Response and resilience of karst subterranean estuary communities to precipitation impactsFernando Calderón Gutiérrez, Thomas M. Iliffe, Elizabeth Borda, Germán Yáñez Mendoza, Jessica Labonté
- Nature and Landscape Conservation
- Ecology, Evolution, Behavior and Systematics

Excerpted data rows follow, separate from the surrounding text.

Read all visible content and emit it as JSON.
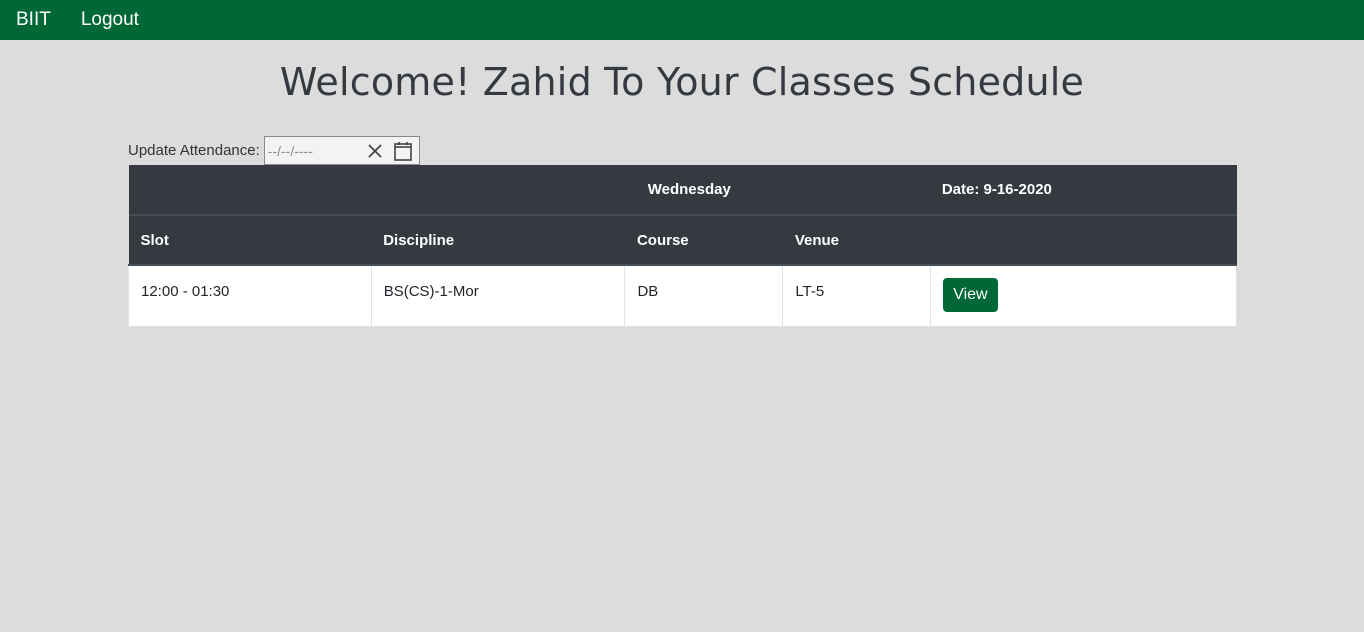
{
  "nav": {
    "brand": "BIIT",
    "logout": "Logout"
  },
  "title": "Welcome! Zahid To Your Classes Schedule",
  "attendance": {
    "label": "Update Attendance:",
    "date_placeholder": "--/--/----",
    "clear_icon": "close-icon",
    "calendar_icon": "calendar-icon"
  },
  "schedule": {
    "day": "Wednesday",
    "date": "Date: 9-16-2020",
    "columns": [
      "Slot",
      "Discipline",
      "Course",
      "Venue",
      ""
    ],
    "rows": [
      {
        "slot": "12:00 - 01:30",
        "discipline": "BS(CS)-1-Mor",
        "course": "DB",
        "venue": "LT-5",
        "action": "View"
      }
    ]
  },
  "colors": {
    "brand_green": "#006837",
    "table_header": "#343a40",
    "background": "#dcdcdc"
  }
}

The impact of meteorological phenomena on ecosystem communities of karst subterranean estuaries (KSEs) remains unknown. KSEs are characterized by vertically stratified groundwater separated by a halocline and host endemic aquatic cave‐adapted fauna (stygobionts). In October 2015, 8 days of heavy precipitation caused the first recorded mortality event in the KSE. This event was marked by a halocline shift 5 m deeper. The present study aimed to provide insights into resilience of KSEs faunal communities to temporal shifts in temperature and precipitation. Cave water temperature decreased on average 0.0068°C per mm of accumulated precipitation over 4 days, which can add up to, and surpass, the interannual temperature variation in cases of heavy precipitations. Biological surveys (2012–2021) conducted within cave systems El Aerolito and La Quebrada, in Cozumel, indicated that change in community structure was not detected and stygobionts were resilient; however, marine species inhabiting the caves were impacted. Overall, the faunal community at KSEs remains resilient within short‐term meteorological phenomena despite shifts of non‐stygobionts.